I’ve now been using the first of these for six months. They have indeed eliminated the low battery messages. I still recharge the batteries at the end of every quarter regardless of whether I have a low battery warning or not. For the Ni-MH batteries they get replaced because the low battery warning is on most of the time anyway, while for the Lithiums I’m anticipating that the voltage may dramatically collapse not leaving time to change them after the low voltage warning is triggered. I now have three sets of eight which is enough for all my Eve Thermo smart radiator valves (eTRVs).
They are currently available via both Amazon and eBay, although Amazon seems to have the better prices whenever I’ve looked.
My sole criticism of these batteries is that they only seem to be available in sets with a charger, and not as just cells, so I now have three chargers.
I now have rechargeable Lithium cells for all my Eve Thermos (2 x 1.5V AA each) and Eve Door and Window sensors (1 x 3.7V 1/2 AA each). The Eve Room and Eve Motion sensors don’t seem to mind the lower voltage Ni-MH cells.

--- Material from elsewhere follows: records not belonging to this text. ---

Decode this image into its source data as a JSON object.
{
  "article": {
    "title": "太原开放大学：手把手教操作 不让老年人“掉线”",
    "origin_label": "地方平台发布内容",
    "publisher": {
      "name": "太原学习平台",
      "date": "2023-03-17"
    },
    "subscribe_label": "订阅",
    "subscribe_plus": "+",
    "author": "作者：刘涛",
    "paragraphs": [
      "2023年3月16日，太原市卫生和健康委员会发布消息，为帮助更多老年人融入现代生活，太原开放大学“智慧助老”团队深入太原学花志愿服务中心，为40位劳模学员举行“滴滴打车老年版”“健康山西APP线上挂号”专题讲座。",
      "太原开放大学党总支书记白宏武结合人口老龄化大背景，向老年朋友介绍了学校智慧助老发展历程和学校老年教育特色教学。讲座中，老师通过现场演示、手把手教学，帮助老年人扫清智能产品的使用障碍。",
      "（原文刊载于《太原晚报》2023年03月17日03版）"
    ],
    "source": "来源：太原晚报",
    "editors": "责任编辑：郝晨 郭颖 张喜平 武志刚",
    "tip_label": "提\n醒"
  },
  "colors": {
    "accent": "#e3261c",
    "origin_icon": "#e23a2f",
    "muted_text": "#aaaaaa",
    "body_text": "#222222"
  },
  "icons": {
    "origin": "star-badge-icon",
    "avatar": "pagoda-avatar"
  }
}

My home unusually uses HomeKit smart automation for central heating control among other things. One feature that I’ve not seen documented elsewhere is use of a watchdog to improve robustness of the automations. Many people of course will use HomeKit as a fancy remote control, but in my case HomeKit automations have an important role in heating control linking heat demand from rooms to enabling the boiler to provide heat. It’s thus important to me that this link works reliably. However in my experience sometimes changes in state can be missed leaving the boiler not running when it should be, or running when it shouldn’t be, an error which could last for hours.
Some two-and-a-half years ago I created a means to improve the robustness of such automations. My watchdog is a HomeKit smart plug which cycles on and off periodically. Two timers alternately turn the plug or or off every few minutes. The change of state of the watchdog is used as a second trigger for the rules in the automations causing the rules to be reevaluated every few minutes.
To illustrate what this achieves let’s imagine that the HomeKit ecosystem misses one trigger in ten or 10% of triggers. That would mean that one night in ten the boiler would fail to turn off when the last radiator valve closed, and would instead run all night. With the watchdog concept the rules are re-evaluated every few minutes, not just at the moment a valve closes. Thus, within a few minutes the rules are evaluated again and then ninety percent of the missed ten percent of events corrected – the error rate is now down to one percent from ten percent. A few minutes later the rules are evaluated a third time and ninety percent of the remaining one percent of errors corrected – the error rate is now a tenth of one percent or once in every thousand days. The risk of a continuing error state thus becomes vanishing small in minutes.
Previously the period of the cycle was five minutes i.e. the timer repeating an on/off cycle every five minutes. Five minutes was chosen as that’s the minimum cycle time available in the Eve app that I use to write rules. Today I realised that I could improve this significantly.
The illustration above shows the new solution. Here I created 3 on and 3 off rules which each repeat every six minutes, which causes the state of the watchdog to change every minute..
watchdog off (off rule #1)
watchdog on (on rule #1)
watchdog off (off rule #2)
watchdog on (on rule #2)
watchdog off (off rule #3)
watchdog on (on rule #3)
watchdog off (off rule #1).. and repeat indefinitely.
The illustration below shows a typical rule which turns off the watchdog and repeats every 6 minutes.
The net result is that my watchdog smart plug now turns on every even minute and off every odd minute which I think provides the minimum possible delay before the system responds after any missed change of state.